### Directions for this task
List, from the lines below, each one with "Float" in it.

====

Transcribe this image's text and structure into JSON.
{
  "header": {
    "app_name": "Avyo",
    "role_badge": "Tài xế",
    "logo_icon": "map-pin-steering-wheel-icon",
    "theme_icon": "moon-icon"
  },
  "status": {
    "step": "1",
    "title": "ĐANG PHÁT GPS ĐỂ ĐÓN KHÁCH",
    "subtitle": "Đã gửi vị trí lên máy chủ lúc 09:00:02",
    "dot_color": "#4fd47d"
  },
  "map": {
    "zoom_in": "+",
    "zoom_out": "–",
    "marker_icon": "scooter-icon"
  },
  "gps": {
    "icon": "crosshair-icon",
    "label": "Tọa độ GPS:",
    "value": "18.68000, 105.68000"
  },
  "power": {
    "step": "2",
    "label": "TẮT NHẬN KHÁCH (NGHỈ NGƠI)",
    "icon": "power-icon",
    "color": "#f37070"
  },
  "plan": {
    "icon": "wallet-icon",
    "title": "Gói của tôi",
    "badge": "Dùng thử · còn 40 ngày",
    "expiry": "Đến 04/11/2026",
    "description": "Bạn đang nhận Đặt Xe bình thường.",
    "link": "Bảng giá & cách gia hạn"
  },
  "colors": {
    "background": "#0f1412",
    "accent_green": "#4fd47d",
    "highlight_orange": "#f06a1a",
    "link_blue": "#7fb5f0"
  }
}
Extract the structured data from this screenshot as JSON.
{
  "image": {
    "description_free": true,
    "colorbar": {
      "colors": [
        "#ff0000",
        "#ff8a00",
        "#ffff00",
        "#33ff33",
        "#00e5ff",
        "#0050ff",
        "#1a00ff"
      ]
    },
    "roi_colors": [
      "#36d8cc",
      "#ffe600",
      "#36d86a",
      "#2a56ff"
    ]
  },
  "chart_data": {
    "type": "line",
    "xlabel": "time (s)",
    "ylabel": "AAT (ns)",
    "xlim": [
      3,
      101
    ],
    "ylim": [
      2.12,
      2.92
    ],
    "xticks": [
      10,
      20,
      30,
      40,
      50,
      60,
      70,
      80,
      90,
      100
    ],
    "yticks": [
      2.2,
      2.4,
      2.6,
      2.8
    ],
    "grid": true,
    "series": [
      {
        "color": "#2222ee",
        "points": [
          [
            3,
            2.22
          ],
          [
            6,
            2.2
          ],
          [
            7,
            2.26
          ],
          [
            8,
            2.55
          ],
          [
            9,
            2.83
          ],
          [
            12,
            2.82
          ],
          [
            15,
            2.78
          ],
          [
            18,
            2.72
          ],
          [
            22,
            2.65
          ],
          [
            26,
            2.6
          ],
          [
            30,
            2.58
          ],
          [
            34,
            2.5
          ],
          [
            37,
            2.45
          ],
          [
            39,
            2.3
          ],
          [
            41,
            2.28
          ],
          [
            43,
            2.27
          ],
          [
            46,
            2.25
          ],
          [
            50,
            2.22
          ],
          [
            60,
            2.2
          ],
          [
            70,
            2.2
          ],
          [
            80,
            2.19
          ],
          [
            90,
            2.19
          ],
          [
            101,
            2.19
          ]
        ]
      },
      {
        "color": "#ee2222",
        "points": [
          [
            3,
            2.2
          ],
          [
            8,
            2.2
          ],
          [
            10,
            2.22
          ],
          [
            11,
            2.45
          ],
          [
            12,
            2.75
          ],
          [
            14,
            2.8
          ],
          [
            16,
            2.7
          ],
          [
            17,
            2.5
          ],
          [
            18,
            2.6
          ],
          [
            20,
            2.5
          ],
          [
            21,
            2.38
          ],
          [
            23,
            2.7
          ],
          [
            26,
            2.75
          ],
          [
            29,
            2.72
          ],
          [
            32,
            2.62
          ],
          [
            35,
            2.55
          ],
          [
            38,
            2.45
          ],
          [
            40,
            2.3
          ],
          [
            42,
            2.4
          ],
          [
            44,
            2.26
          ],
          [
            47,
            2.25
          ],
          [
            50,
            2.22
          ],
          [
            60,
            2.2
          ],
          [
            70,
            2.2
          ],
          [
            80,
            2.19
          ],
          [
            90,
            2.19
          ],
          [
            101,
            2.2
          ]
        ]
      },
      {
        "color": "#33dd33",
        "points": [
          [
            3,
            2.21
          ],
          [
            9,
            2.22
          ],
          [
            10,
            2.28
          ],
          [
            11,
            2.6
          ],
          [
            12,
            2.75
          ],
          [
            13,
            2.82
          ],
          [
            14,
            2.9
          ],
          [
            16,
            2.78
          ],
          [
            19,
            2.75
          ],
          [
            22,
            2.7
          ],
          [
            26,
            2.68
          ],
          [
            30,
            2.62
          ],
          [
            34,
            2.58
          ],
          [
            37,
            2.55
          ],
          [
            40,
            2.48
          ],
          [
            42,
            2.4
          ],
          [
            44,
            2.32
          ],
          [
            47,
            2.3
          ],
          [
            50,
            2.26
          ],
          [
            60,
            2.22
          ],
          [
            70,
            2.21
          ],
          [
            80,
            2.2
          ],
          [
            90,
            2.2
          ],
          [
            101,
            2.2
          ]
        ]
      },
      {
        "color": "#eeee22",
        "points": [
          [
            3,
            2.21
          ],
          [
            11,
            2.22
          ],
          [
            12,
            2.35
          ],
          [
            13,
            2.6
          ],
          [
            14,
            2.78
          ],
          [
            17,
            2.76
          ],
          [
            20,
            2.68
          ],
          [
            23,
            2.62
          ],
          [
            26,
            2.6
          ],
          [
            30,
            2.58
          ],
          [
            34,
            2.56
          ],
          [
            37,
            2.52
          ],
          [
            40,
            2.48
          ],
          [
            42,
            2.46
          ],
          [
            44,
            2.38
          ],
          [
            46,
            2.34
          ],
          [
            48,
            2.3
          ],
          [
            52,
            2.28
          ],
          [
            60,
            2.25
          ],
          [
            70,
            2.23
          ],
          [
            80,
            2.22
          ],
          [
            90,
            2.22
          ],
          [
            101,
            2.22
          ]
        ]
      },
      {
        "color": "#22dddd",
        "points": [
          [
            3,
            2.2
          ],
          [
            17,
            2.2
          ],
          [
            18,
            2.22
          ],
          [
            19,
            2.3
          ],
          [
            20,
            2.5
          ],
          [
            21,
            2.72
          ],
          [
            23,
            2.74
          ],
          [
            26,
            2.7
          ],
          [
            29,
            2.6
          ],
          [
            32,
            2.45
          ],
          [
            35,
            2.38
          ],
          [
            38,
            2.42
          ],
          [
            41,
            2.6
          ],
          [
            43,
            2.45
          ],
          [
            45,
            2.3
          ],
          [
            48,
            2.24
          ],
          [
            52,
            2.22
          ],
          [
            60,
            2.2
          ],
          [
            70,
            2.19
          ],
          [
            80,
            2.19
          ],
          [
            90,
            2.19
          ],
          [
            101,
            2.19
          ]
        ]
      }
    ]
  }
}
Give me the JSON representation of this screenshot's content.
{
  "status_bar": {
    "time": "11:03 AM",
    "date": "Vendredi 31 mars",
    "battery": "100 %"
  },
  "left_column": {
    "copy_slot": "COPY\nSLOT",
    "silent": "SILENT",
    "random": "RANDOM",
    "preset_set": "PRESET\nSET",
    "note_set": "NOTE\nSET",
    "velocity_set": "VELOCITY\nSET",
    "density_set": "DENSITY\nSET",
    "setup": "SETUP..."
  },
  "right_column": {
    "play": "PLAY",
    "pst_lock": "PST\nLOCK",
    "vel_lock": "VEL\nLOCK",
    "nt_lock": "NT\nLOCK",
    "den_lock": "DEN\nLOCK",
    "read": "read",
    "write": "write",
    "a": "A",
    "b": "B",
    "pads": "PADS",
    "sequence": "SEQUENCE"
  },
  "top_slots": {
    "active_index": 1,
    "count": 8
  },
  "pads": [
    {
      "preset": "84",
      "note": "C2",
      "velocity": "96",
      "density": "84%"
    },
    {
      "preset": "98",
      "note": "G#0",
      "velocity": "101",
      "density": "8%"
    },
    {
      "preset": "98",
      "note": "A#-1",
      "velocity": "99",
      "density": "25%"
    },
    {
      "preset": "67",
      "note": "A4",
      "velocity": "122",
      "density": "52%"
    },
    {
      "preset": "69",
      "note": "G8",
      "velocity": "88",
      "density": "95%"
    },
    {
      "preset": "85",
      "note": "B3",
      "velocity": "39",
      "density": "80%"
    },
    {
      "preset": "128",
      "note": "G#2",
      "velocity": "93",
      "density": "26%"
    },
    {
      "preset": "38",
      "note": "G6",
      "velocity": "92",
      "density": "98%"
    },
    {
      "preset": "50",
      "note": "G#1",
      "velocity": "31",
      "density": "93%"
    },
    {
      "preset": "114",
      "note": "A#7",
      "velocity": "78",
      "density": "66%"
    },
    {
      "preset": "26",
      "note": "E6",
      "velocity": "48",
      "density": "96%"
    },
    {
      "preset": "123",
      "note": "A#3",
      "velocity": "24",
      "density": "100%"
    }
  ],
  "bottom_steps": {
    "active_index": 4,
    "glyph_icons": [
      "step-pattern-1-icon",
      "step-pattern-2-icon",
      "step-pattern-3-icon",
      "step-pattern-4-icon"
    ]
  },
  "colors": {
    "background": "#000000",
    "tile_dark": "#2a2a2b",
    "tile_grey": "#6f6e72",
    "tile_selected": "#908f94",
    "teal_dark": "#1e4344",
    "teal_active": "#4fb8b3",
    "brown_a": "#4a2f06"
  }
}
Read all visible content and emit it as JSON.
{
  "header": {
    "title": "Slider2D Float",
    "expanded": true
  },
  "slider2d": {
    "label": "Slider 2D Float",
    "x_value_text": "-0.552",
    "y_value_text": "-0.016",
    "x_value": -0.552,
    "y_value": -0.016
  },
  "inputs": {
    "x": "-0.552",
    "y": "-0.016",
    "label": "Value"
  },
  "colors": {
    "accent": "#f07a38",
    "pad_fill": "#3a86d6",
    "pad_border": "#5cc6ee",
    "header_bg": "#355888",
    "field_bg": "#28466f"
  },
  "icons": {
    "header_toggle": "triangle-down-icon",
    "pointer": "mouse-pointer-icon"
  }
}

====

### Answer section
    "title": "Slider2D Float",
    "label": "Slider 2D Float",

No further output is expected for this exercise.